Then, how do you want to use the information?

  • is it appropriate to use for your purpose?
  • does it actually help answer your question?

Through all of this (these three parts), you will discover the value of the information to you; the value may be very different for another person.

Dig deeper–do not rely on just one source

–and, if the information is important to you, do not rely on just one source.  Look for other analyses, other opinion, other research that may confirm or refute … “the” answer often lies somewhere in the middle.

As an example — why should you critically evaluate information? Because of situations like this


The most important part of any search for information is to understand what it is you have found in the context of how you would like to use that information.

With Google, Wikipedia, and thousands of other possible tools (free and commercial), you will almost surely find information on a topic.

As noted above, the challenge comes in understanding what you have —

  • go to the original source
  • for what purpose was the information produced?
  • do you understand the information?
  • can you use it?

Taking a critical look at the information you have gathered and where it comes from is the most important step of any search.

Keep in mind that there is a very natural tendency for people and organizations to present information in a way that best serves their own self-interests.  Sometimes this is done by deliberate disinformation; sometimes, it is done by truthfully presenting the information that is supportive and just not including the information that isn’t; there are many shades of these on the spectrum.

Many people tend to accept and not question information that comes from specific sources–a religious leader, a Presidential candidate (or the President!), another high government official, an advocacy Web site, a certain radio or television personality, a news network, and on and on. Despite the cynicism that is supposed to grip our society, the inclination to accept information uncritically is alive and well today.

When the information is important to you (personally, professionally, academically, etc.), it is essential that you take an honest, skeptical look at the information you gather. Do not assume that the information must be true or objective just because it comes from a certain source.

Many of us routinely do some evaluation of the information we take in, but very few of us make the effort to evaluate information systematically and to the extent truly needed–when that information is important to us.

The linked is a list of questions that will help you determine how appropriate, valid, and useful a piece of information may be.

Does the post, tweet, chat, blog, journal or magazine article, book, government document, news program, podcast, Web site, etc. provide answers to the relevant questions linked above? If not … why not?

To operate intelligently in our society, and to make up your own mind about issues means that it is essential to critically evaluate the important information you gather and use.

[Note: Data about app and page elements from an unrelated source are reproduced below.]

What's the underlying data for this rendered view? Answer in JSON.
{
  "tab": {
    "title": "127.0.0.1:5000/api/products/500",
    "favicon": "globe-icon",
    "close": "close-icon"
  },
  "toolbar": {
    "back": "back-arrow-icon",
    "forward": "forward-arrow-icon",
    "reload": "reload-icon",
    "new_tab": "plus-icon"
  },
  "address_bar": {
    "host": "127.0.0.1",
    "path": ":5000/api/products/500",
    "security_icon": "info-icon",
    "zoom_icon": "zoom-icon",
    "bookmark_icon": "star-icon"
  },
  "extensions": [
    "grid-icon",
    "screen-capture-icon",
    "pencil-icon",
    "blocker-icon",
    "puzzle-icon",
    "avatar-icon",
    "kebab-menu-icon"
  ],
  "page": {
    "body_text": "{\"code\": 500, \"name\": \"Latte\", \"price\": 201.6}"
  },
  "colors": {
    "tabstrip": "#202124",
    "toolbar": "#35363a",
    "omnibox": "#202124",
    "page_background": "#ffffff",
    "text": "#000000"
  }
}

Be skeptical about the information you find. You don’t always need to be cynical, but a little skepticism is healthy … and smart.

Questions?  Please let me know (engelk@grinnell.edu).